Over sharing is not caring

I have noticed more and more on social media that people have no shame in sharing absolutely every single little detail of their lives. And I do mean every single detail. I opened my Facebook recently and was horrified to see that my newsfeed contained details about an acquaintance’s bowel movements. Great stuff. I honestly don’t know how I managed to survive for 30 years without knowing about your “struggles”. Stay strong my friend.

All sarcasm aside, there is no more privacy these days. People post absolutely everything about their personal lives online, yet complain constantly about “haters” and how other people gossip about them. It’s almost impossible to go on to a social media site without seeing some serious oversharing. I do not need to know that you are going to do some #babymaking. Adding a # in front of an annoying overshare doesn’t make it any less annoying. It actually makes me want to #slapyousilly. The severity of this situation became very apparent recently when I heard a group of friends discussing another friend. I could not understand how they knew about a particular situation and was horrified to discover that one of the woman was a mutual Facebook friend with my friend. So they had gone into my friend’s page and were merrily discussing her problems, even though only one of them actually knew my friend in “real life”. So who do I blame here? My friend for venting about her problems online? Or the women who saw no problem in Facebook stalking her and gossiping about her. I think they are both to blame. Don’t post anything on a social media platform that you are not comfortable discussing in public with every single person you meet. And don’t discuss other people’s posts and status updates. Unless it is one of those weird videos about cats that play the piano, those are fair game.

Making your mark

It has been interesting watching ordinary South African’s react to the National Elections.  Especially the #thumbselfies that popped up on Facebook and Twitter during the course of 7 May 2014.  So much excitement and hope for change.  It was awesome to see so many people celebrate being South African.

Making our mark


I guess this post is aimed at people who did not vote.  The next time we are at a braai and start discussing the future of this awesome, amazing and beautiful country, please keep quiet and go and play with the children.  I do not need to hear your negative opinions seeing as you could not be adult enough to do your civic duty and go and vote.  If you have something to say about the country, then you should have taken the time to go and make your mark.  We were given a whole public holiday to go and vote, you could have taken an hour out of your day and gone down to the voting station.  Instead you have lost the right to comment about the state of the country.  In fact, in my opinion you should not be allowed to support any of our sporting teams either.
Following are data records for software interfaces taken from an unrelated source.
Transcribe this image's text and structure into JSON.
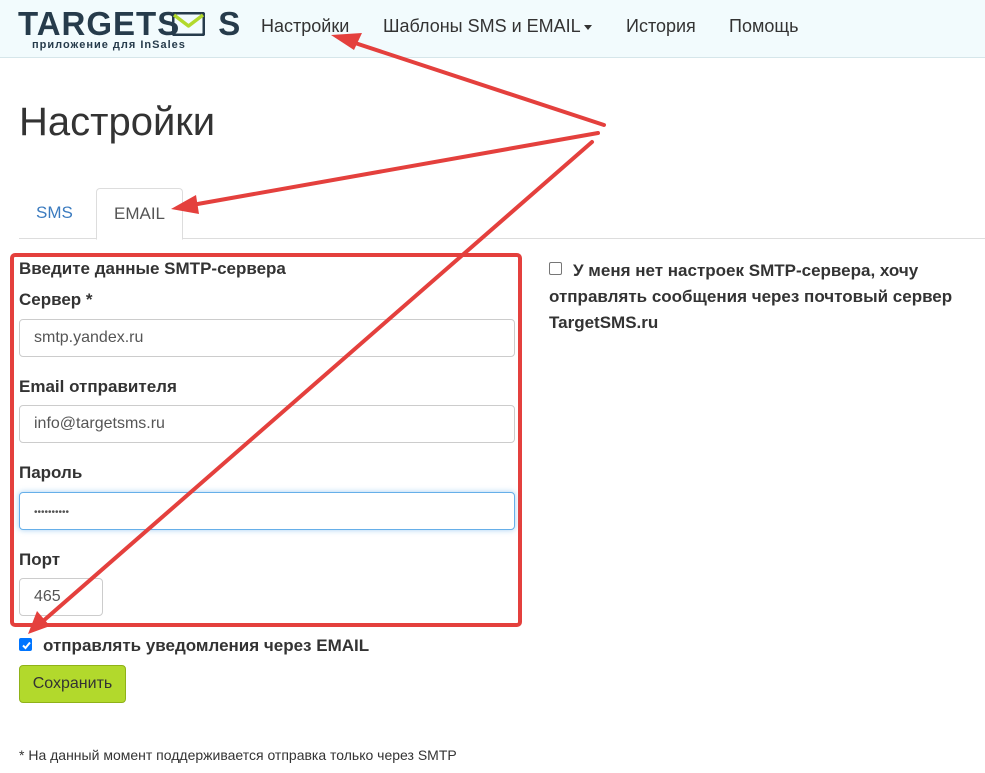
{
  "logo": {
    "main_pre": "TARGETS",
    "main_post": "S",
    "tagline": "приложение для InSales"
  },
  "nav": {
    "items": [
      {
        "label": "Настройки"
      },
      {
        "label": "Шаблоны SMS и EMAIL"
      },
      {
        "label": "История"
      },
      {
        "label": "Помощь"
      }
    ]
  },
  "page": {
    "title": "Настройки"
  },
  "tabs": [
    {
      "label": "SMS",
      "active": false
    },
    {
      "label": "EMAIL",
      "active": true
    }
  ],
  "smtp": {
    "section_title": "Введите данные SMTP-сервера",
    "server_label": "Сервер *",
    "server_value": "smtp.yandex.ru",
    "email_label": "Email отправителя",
    "email_value": "info@targetsms.ru",
    "password_label": "Пароль",
    "password_value": "••••••••••",
    "port_label": "Порт",
    "port_value": "465"
  },
  "no_smtp_option": {
    "label": "У меня нет настроек SMTP-сервера, хочу отправлять сообщения через почтовый сервер TargetSMS.ru",
    "checked": false
  },
  "notify_option": {
    "label": "отправлять уведомления через EMAIL",
    "checked": true
  },
  "save_button": {
    "label": "Сохранить"
  },
  "footnote": "* На данный момент поддерживается отправка только через SMTP",
  "colors": {
    "annotation_red": "#e4403d",
    "save_green": "#b2d92c",
    "link_blue": "#3b7bbf",
    "checkbox_blue": "#0075ff",
    "navbar_bg": "#f2fbfd"
  }
}
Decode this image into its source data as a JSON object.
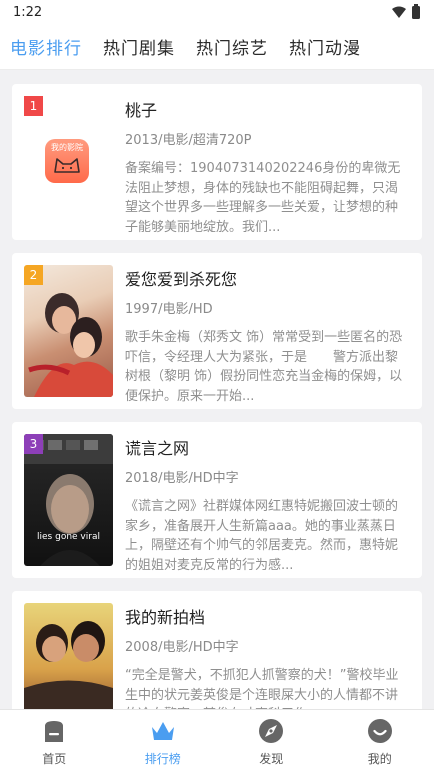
{
  "status": {
    "time": "1:22"
  },
  "tabs": [
    {
      "label": "电影排行"
    },
    {
      "label": "热门剧集"
    },
    {
      "label": "热门综艺"
    },
    {
      "label": "热门动漫"
    }
  ],
  "movies": [
    {
      "rank": "1",
      "rank_color": "#f04848",
      "title": "桃子",
      "meta": "2013/电影/超清720P",
      "desc": "备案编号：1904073140202246身份的卑微无法阻止梦想，身体的残缺也不能阻碍起舞，只渴望这个世界多一些理解多一些关爱，让梦想的种子能够美丽地绽放。我们...",
      "poster_text": "我的影院"
    },
    {
      "rank": "2",
      "rank_color": "#f5a623",
      "title": "爱您爱到杀死您",
      "meta": "1997/电影/HD",
      "desc": "歌手朱金梅（郑秀文 饰）常常受到一些匿名的恐吓信，令经理人大为紧张，于是　　警方派出黎树根（黎明 饰）假扮同性恋充当金梅的保姆，以便保护。原来一开始..."
    },
    {
      "rank": "3",
      "rank_color": "#8d3fb8",
      "title": "谎言之网",
      "meta": "2018/电影/HD中字",
      "desc": "《谎言之网》社群媒体网红惠特妮搬回波士顿的家乡，准备展开人生新篇aaa。她的事业蒸蒸日上，隔壁还有个帅气的邻居麦克。然而，惠特妮的姐姐对麦克反常的行为感...",
      "poster_text": "lies gone viral"
    },
    {
      "rank": "",
      "rank_color": "",
      "title": "我的新拍档",
      "meta": "2008/电影/HD中字",
      "desc": "“完全是警犬，不抓犯人抓警察的犬！”警校毕业生中的状元姜英俊是个连眼屎大小的人情都不讲的冷血警察，某俊在寸事科于作..."
    }
  ],
  "nav": [
    {
      "label": "首页"
    },
    {
      "label": "排行榜"
    },
    {
      "label": "发现"
    },
    {
      "label": "我的"
    }
  ],
  "colors": {
    "accent": "#4a9df0",
    "nav_icon": "#666666",
    "background": "#f1f1f3"
  }
}
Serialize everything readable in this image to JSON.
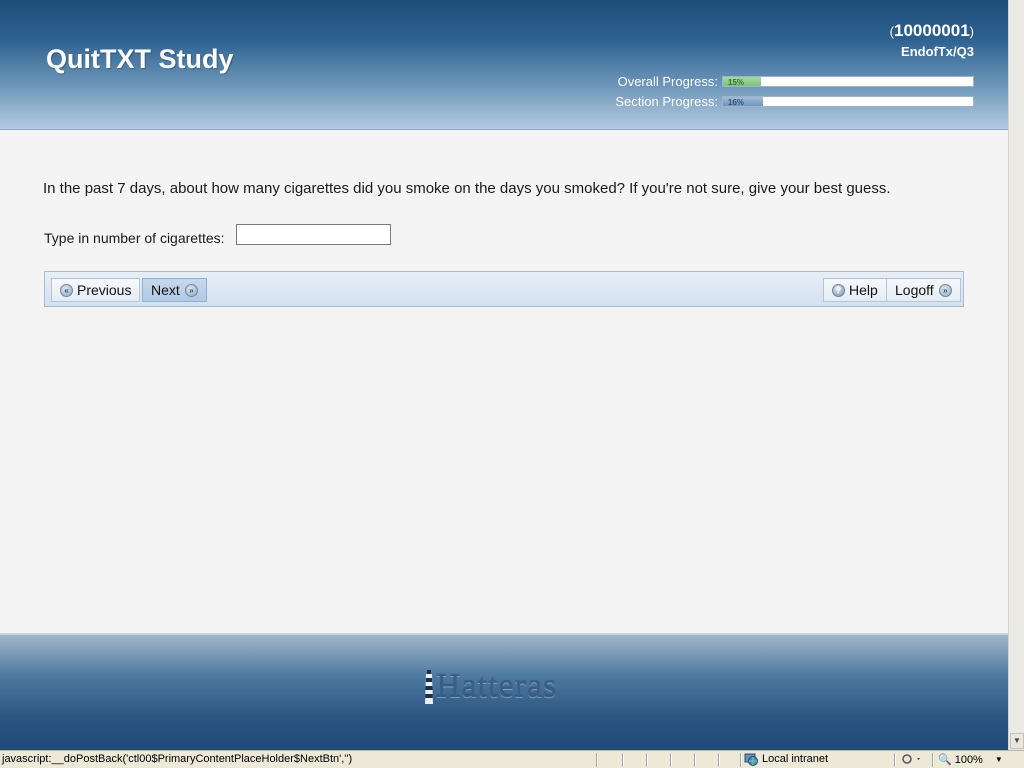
{
  "header": {
    "app_title": "QuitTXT Study",
    "participant_open": "(",
    "participant_id": "10000001",
    "participant_close": ")",
    "location": "EndofTx/Q3",
    "overall_progress": {
      "label": "Overall Progress:",
      "percent_text": "15%",
      "value": 15,
      "color": "#7ebf7b"
    },
    "section_progress": {
      "label": "Section Progress:",
      "percent_text": "16%",
      "value": 16,
      "color": "#6f96ba"
    }
  },
  "question": {
    "text": "In the past 7 days, about how many cigarettes did you smoke on the days you smoked? If you're not sure, give your best guess.",
    "answer_label": "Type in number of cigarettes:",
    "answer_value": ""
  },
  "nav": {
    "previous_label": "Previous",
    "next_label": "Next",
    "help_label": "Help",
    "logoff_label": "Logoff"
  },
  "footer": {
    "brand": "Hatteras"
  },
  "statusbar": {
    "text": "javascript:__doPostBack('ctl00$PrimaryContentPlaceHolder$NextBtn','')",
    "zone": "Local intranet",
    "zoom": "100%"
  },
  "icons": {
    "previous": "rewind-circle-icon",
    "next": "fast-forward-circle-icon",
    "help": "question-circle-icon",
    "logoff": "fast-forward-circle-icon",
    "zone": "globe-icon",
    "zoom": "magnifier-icon"
  }
}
I am not blind to the problems in SA, I know that there is crime, corruption and bloody rude people here.  There are just so many good, amazing people that quietly go about their daily business and make this country special.  My ancestors fled Europe many, many moons ago to make a new home here at the Southern most tip of Africa.  They suffered through unspeakable hardships and had to overcome unimaginable horrors (war, persecution, the “Great Trek”, concentration camps), but they stayed and made this their home.  I am not diminishing any of this country’s dark history, too much blood has stained the ground already.  It is time that we acknowledge the past, learn from our mistakes and vow to never repeat them. And build a country that we can all be proud of, not only when our rugby team is doing well.

It doesn’t matter who wins the election, what matters is that more and more ordinary South African’s have stood up and spoke up.  I think it means that we are finally learning that we decide who runs the country, so we get to decide how they run it.